Project Details - Ended
- Grant Number:R18 HS017837
- Funding Mechanism:
- AHRQ Funded Amount:$1,199,998
- Principal Investigator:
- Project Dates:9/30/2008 to 9/29/2012
- Care Setting:
- Medical Condition:
- Type of Care:
- Health Care Theme:
The home health care industry is comprised of over 10,000 Medicare-certified home health agencies (HHAs) that provide post-acute and long-term care services to a heterogeneous population. Home health patients, who are disproportionately female and elderly, are clinically diverse and especially vulnerable by virtue of their advanced age, multiple co-morbid conditions, and functional dependencies. Skilled nursing care is the core service provided by HHAs, which conducted more than 121 million home health visits with Medicare beneficiaries in 2008.

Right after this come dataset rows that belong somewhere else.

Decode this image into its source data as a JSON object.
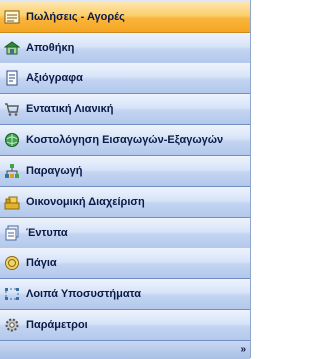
{
  "nav": {
    "items": [
      {
        "label": "Πωλήσεις - Αγορές",
        "icon": "sales-purchases-icon",
        "active": true
      },
      {
        "label": "Αποθήκη",
        "icon": "warehouse-icon"
      },
      {
        "label": "Αξιόγραφα",
        "icon": "securities-icon"
      },
      {
        "label": "Εντατική Λιανική",
        "icon": "retail-cart-icon"
      },
      {
        "label": "Κοστολόγηση Εισαγωγών-Εξαγωγών",
        "icon": "import-export-costing-icon"
      },
      {
        "label": "Παραγωγή",
        "icon": "production-icon"
      },
      {
        "label": "Οικονομική Διαχείριση",
        "icon": "financial-management-icon"
      },
      {
        "label": "Έντυπα",
        "icon": "forms-icon"
      },
      {
        "label": "Πάγια",
        "icon": "fixed-assets-icon"
      },
      {
        "label": "Λοιπά Υποσυστήματα",
        "icon": "other-subsystems-icon"
      },
      {
        "label": "Παράμετροι",
        "icon": "parameters-gear-icon"
      }
    ],
    "footer_glyph": "»"
  },
  "colors": {
    "active_item": "#f8b53c",
    "item_base": "#c2d4f1",
    "text": "#0b1a46",
    "border": "#6f8fc4"
  }
}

This project examined the relative effectiveness and cost-effectiveness of a health information technology (IT) intervention designed to facilitate high-quality care transitions to home health care. The project developed a medication management system intended to improve clinician practice by providing clinical decision support (CDS) and to enhance patient engagement by providing supplementary information to patients with complex medication regimens. The study took place at a large, urban, non-profit home health care organization in the New York City region.
The specific aims of this project were to:
- Examine the relative effect of the intervention on workflow and medication management practices of home health care nurses.
- Examine the relative effect of the intervention on the outcomes and service use of patients in the respective study groups.
- Estimate the costs associated with the intervention and subsequent care and compare these costs relative to usual care.
The project used a randomized trial to evaluate the effectiveness of the IT intervention to improve medication management for patients with complex medication regimens. The intervention tested an automated algorithm that identified high-risk patients and sent an email alert to the home health nurse shortly after the patient’s admission to home care. It also provided the nurse with medication decisionmaking support, including high-risk medication management recommendations that were integrated into the clinician’s visit documentation system and the patient’s electronic health record. The system was evaluated by comparing the intervention to a usual care group. Five hundred nurses were enrolled in the study, with 33 percent randomized to the intervention arm. A total of 7,919 patients were also enrolled, with 32 percent in the intervention arm.
A survey was administered to a subset of 826 participants. The results did not show improvements in the process of care, patient knowledge of medications, or patient medication management. However, within the intervention group, nurses’ use of CDS was associated with significantly more patients moving below the medication complexity risk threshold and lower patient hospitalization rates.
Use of the CDS by nurses was variable, likely due in part to variations in the nurses’ level of comfort with the different care management practices embedded in the CDS tool or with variations in their comfort with the IT system itself. The more patients a nurse had in the study, the more likely the nurse was to use the tool. Several patient characteristics also predicted CDS use by the nurse. The CDS was more likely to be used among patients with a longer length of home care service and more nurse visits. Nurses used the tool more often with patients who took a greater number of medications. This study provides new information on the predictors of CDS use and the impact of CDS use on patient outcomes in this population. Strategies to increase use of CDS tools need further exploration to provide greater benefit to more patients.